GIVEN RECORDS:
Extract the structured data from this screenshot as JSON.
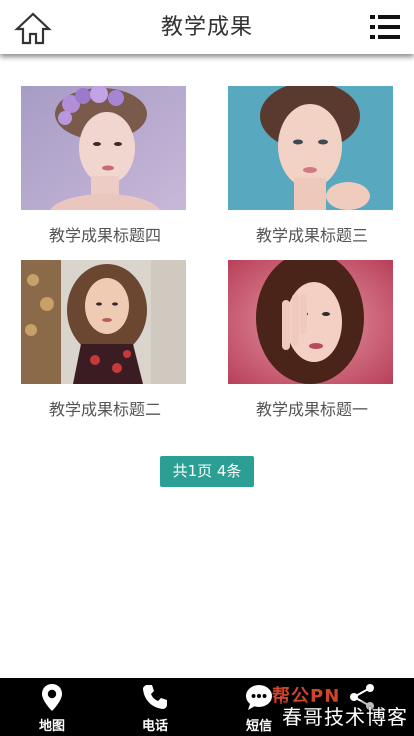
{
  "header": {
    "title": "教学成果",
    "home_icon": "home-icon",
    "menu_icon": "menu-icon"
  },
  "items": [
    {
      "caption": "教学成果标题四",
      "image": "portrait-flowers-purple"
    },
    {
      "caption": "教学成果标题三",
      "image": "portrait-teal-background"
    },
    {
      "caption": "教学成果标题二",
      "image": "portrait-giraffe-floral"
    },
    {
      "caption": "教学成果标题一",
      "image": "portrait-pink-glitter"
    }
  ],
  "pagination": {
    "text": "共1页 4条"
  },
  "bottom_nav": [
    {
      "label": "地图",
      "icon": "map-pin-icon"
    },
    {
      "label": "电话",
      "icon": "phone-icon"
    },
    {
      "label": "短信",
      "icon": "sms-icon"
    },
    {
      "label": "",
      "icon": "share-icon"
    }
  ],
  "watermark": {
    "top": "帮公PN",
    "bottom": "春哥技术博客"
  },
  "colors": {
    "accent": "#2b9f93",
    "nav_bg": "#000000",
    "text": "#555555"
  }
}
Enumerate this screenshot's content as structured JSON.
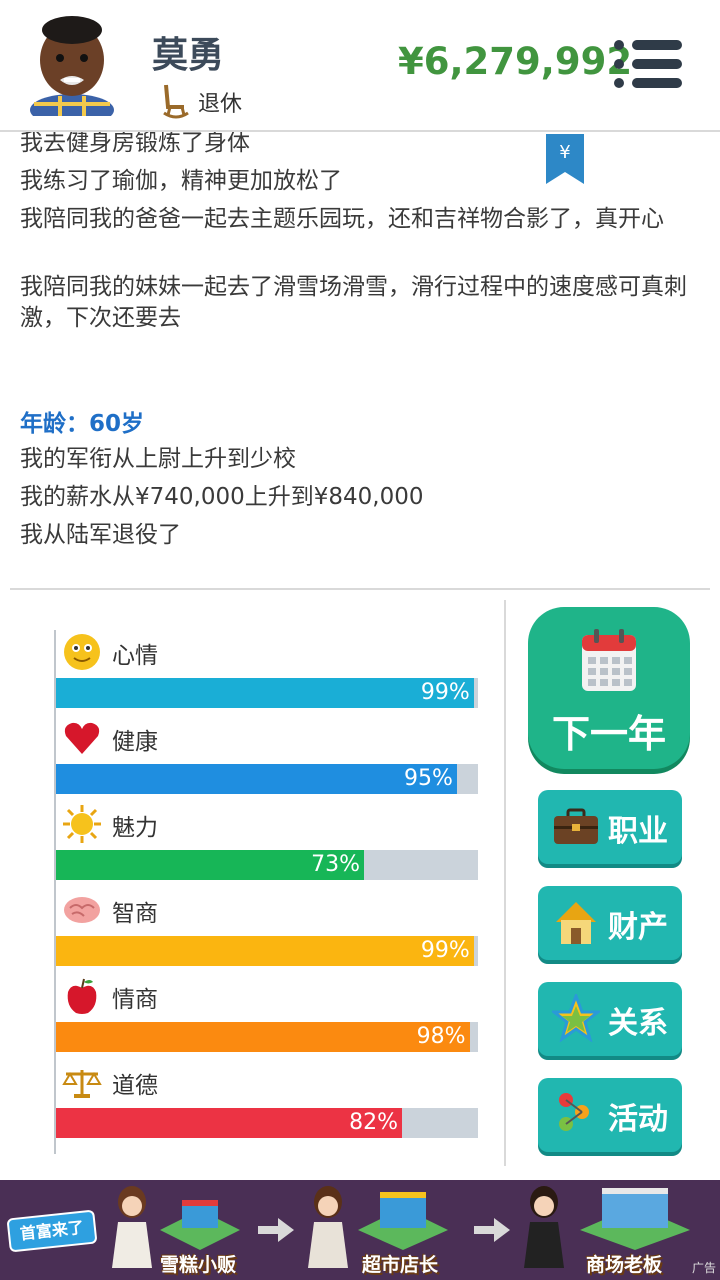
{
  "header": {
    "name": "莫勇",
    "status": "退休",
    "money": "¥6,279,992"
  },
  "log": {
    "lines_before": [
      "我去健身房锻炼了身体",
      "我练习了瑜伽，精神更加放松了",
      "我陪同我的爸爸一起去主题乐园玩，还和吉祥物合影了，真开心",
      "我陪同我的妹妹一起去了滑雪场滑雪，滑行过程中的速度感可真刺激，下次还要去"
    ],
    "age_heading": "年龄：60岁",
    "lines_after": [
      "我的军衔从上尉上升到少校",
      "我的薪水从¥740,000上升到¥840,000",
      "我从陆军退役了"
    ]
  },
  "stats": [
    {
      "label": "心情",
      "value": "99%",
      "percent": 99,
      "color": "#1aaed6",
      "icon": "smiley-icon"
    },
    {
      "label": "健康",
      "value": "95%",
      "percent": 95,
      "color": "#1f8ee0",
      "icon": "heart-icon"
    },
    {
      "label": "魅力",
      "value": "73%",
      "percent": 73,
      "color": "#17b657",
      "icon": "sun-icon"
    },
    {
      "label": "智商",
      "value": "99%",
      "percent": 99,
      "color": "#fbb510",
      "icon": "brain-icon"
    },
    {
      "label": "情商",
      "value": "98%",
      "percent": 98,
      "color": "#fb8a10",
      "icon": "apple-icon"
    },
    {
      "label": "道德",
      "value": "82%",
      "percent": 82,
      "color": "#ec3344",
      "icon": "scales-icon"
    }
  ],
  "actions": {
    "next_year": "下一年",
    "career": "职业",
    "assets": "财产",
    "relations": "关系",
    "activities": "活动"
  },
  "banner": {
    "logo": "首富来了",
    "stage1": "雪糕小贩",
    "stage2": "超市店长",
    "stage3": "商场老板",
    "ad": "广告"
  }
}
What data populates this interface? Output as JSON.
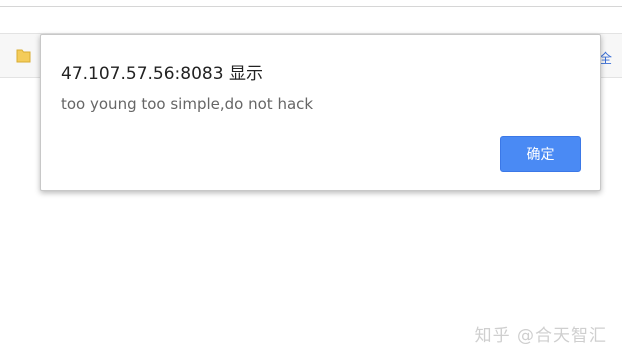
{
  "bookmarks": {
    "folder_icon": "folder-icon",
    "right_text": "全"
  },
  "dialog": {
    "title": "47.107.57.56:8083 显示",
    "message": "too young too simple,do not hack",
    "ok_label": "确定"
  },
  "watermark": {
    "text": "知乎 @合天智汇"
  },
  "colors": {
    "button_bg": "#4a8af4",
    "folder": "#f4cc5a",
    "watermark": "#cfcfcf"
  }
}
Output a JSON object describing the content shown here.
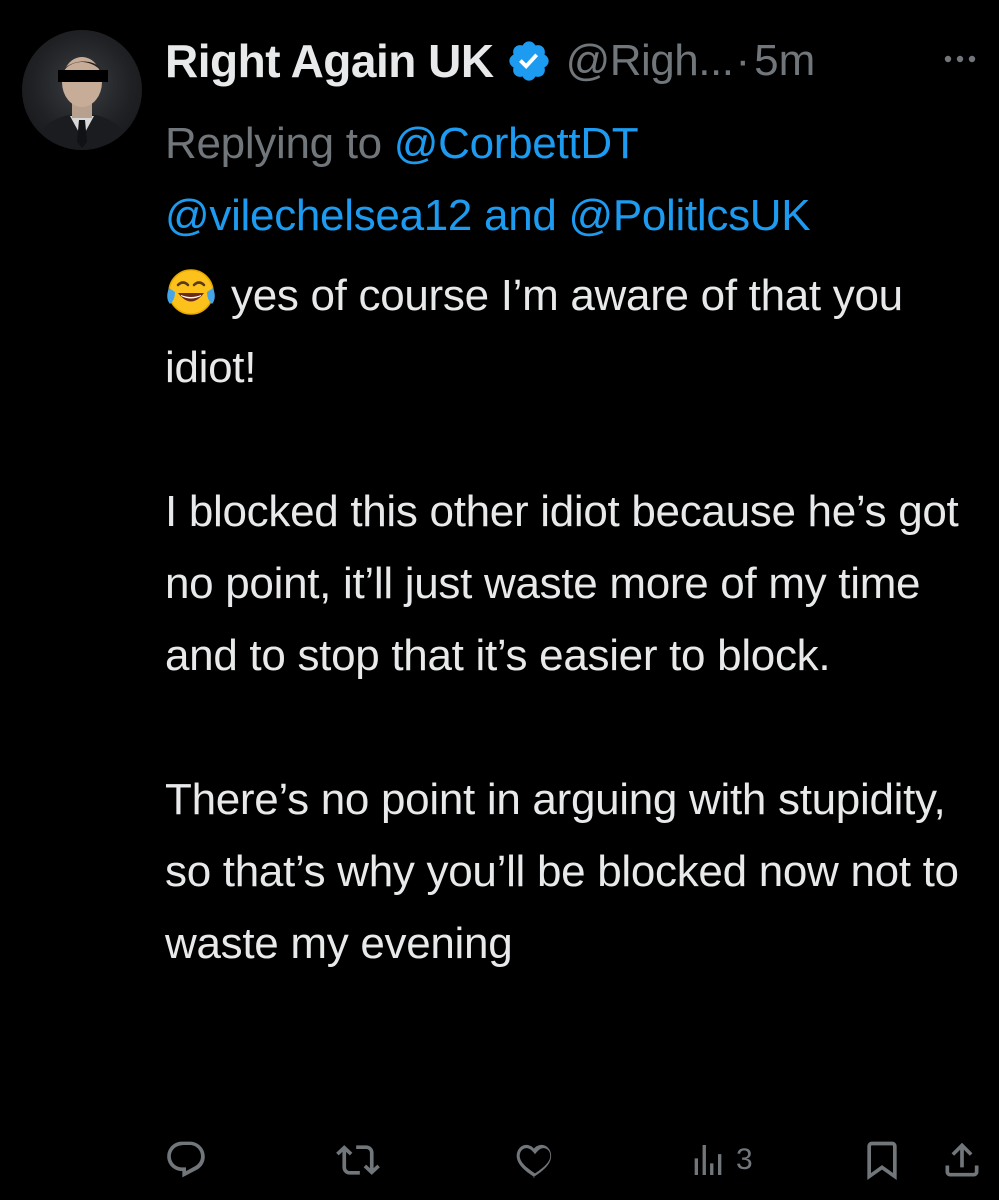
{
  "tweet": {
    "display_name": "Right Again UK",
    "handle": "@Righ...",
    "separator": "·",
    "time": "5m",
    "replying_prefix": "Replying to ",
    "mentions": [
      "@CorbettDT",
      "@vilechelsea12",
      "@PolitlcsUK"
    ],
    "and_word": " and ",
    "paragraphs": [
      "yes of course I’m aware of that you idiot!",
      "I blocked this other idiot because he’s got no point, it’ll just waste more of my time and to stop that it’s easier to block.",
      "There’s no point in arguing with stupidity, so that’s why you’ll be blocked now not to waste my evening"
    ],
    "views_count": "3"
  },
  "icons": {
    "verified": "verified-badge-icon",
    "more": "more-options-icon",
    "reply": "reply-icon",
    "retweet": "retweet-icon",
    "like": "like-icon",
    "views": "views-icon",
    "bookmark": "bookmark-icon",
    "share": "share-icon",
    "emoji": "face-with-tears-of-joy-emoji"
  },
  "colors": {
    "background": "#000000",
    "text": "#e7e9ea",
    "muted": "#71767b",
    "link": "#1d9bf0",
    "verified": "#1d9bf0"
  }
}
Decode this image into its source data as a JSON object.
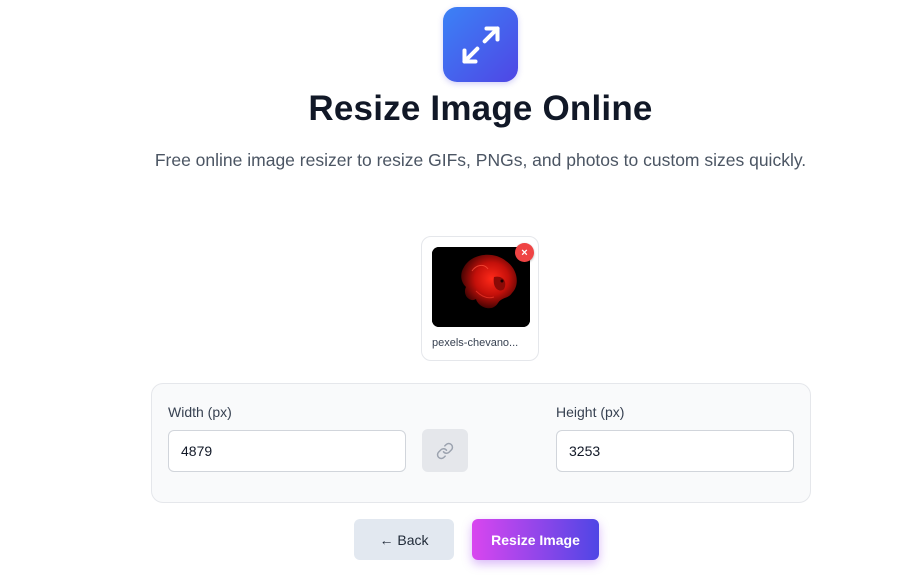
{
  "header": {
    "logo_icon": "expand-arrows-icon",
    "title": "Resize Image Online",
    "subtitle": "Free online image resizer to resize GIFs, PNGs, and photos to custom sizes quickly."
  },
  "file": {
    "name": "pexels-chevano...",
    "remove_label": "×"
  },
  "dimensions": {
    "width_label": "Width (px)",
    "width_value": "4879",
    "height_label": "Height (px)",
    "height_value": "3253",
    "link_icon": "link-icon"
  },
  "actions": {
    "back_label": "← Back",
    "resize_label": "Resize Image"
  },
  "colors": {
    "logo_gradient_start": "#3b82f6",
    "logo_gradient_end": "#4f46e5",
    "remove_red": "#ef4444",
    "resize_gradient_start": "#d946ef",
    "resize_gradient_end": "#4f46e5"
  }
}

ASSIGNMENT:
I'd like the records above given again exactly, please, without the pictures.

SOLUTION FOR THIS EXERCISE:
Extract the structured data from this screenshot as JSON.
{
  "header": {
    "title": "教学成果",
    "home_icon": "home-icon",
    "menu_icon": "menu-icon"
  },
  "items": [
    {
      "caption": "教学成果标题四",
      "image": "portrait-flowers-purple"
    },
    {
      "caption": "教学成果标题三",
      "image": "portrait-teal-background"
    },
    {
      "caption": "教学成果标题二",
      "image": "portrait-giraffe-floral"
    },
    {
      "caption": "教学成果标题一",
      "image": "portrait-pink-glitter"
    }
  ],
  "pagination": {
    "text": "共1页 4条"
  },
  "bottom_nav": [
    {
      "label": "地图",
      "icon": "map-pin-icon"
    },
    {
      "label": "电话",
      "icon": "phone-icon"
    },
    {
      "label": "短信",
      "icon": "sms-icon"
    },
    {
      "label": "",
      "icon": "share-icon"
    }
  ],
  "watermark": {
    "top": "帮公PN",
    "bottom": "春哥技术博客"
  },
  "colors": {
    "accent": "#2b9f93",
    "nav_bg": "#000000",
    "text": "#555555"
  }
}
Enumerate this screenshot's content as structured JSON.
{
  "header": {
    "name": "莫勇",
    "status": "退休",
    "money": "¥6,279,992"
  },
  "log": {
    "lines_before": [
      "我去健身房锻炼了身体",
      "我练习了瑜伽，精神更加放松了",
      "我陪同我的爸爸一起去主题乐园玩，还和吉祥物合影了，真开心",
      "我陪同我的妹妹一起去了滑雪场滑雪，滑行过程中的速度感可真刺激，下次还要去"
    ],
    "age_heading": "年龄：60岁",
    "lines_after": [
      "我的军衔从上尉上升到少校",
      "我的薪水从¥740,000上升到¥840,000",
      "我从陆军退役了"
    ]
  },
  "stats": [
    {
      "label": "心情",
      "value": "99%",
      "percent": 99,
      "color": "#1aaed6",
      "icon": "smiley-icon"
    },
    {
      "label": "健康",
      "value": "95%",
      "percent": 95,
      "color": "#1f8ee0",
      "icon": "heart-icon"
    },
    {
      "label": "魅力",
      "value": "73%",
      "percent": 73,
      "color": "#17b657",
      "icon": "sun-icon"
    },
    {
      "label": "智商",
      "value": "99%",
      "percent": 99,
      "color": "#fbb510",
      "icon": "brain-icon"
    },
    {
      "label": "情商",
      "value": "98%",
      "percent": 98,
      "color": "#fb8a10",
      "icon": "apple-icon"
    },
    {
      "label": "道德",
      "value": "82%",
      "percent": 82,
      "color": "#ec3344",
      "icon": "scales-icon"
    }
  ],
  "actions": {
    "next_year": "下一年",
    "career": "职业",
    "assets": "财产",
    "relations": "关系",
    "activities": "活动"
  },
  "banner": {
    "logo": "首富来了",
    "stage1": "雪糕小贩",
    "stage2": "超市店长",
    "stage3": "商场老板",
    "ad": "广告"
  }
}
What data populates this interface? Output as JSON.
{
  "bookmarks": {
    "folder_icon": "folder-icon",
    "right_text": "全"
  },
  "dialog": {
    "title": "47.107.57.56:8083 显示",
    "message": "too young too simple,do not hack",
    "ok_label": "确定"
  },
  "watermark": {
    "text": "知乎 @合天智汇"
  },
  "colors": {
    "button_bg": "#4a8af4",
    "folder": "#f4cc5a",
    "watermark": "#cfcfcf"
  }
}
Output a JSON object describing the content shown here.
{
  "tweet": {
    "display_name": "Right Again UK",
    "handle": "@Righ...",
    "separator": "·",
    "time": "5m",
    "replying_prefix": "Replying to ",
    "mentions": [
      "@CorbettDT",
      "@vilechelsea12",
      "@PolitlcsUK"
    ],
    "and_word": " and ",
    "paragraphs": [
      "yes of course I’m aware of that you idiot!",
      "I blocked this other idiot because he’s got no point, it’ll just waste more of my time and to stop that it’s easier to block.",
      "There’s no point in arguing with stupidity, so that’s why you’ll be blocked now not to waste my evening"
    ],
    "views_count": "3"
  },
  "icons": {
    "verified": "verified-badge-icon",
    "more": "more-options-icon",
    "reply": "reply-icon",
    "retweet": "retweet-icon",
    "like": "like-icon",
    "views": "views-icon",
    "bookmark": "bookmark-icon",
    "share": "share-icon",
    "emoji": "face-with-tears-of-joy-emoji"
  },
  "colors": {
    "background": "#000000",
    "text": "#e7e9ea",
    "muted": "#71767b",
    "link": "#1d9bf0",
    "verified": "#1d9bf0"
  }
}
Decode this image into its source data as a JSON object.
{
  "header": {
    "logo_icon": "expand-arrows-icon",
    "title": "Resize Image Online",
    "subtitle": "Free online image resizer to resize GIFs, PNGs, and photos to custom sizes quickly."
  },
  "file": {
    "name": "pexels-chevano...",
    "remove_label": "×"
  },
  "dimensions": {
    "width_label": "Width (px)",
    "width_value": "4879",
    "height_label": "Height (px)",
    "height_value": "3253",
    "link_icon": "link-icon"
  },
  "actions": {
    "back_label": "← Back",
    "resize_label": "Resize Image"
  },
  "colors": {
    "logo_gradient_start": "#3b82f6",
    "logo_gradient_end": "#4f46e5",
    "remove_red": "#ef4444",
    "resize_gradient_start": "#d946ef",
    "resize_gradient_end": "#4f46e5"
  }
}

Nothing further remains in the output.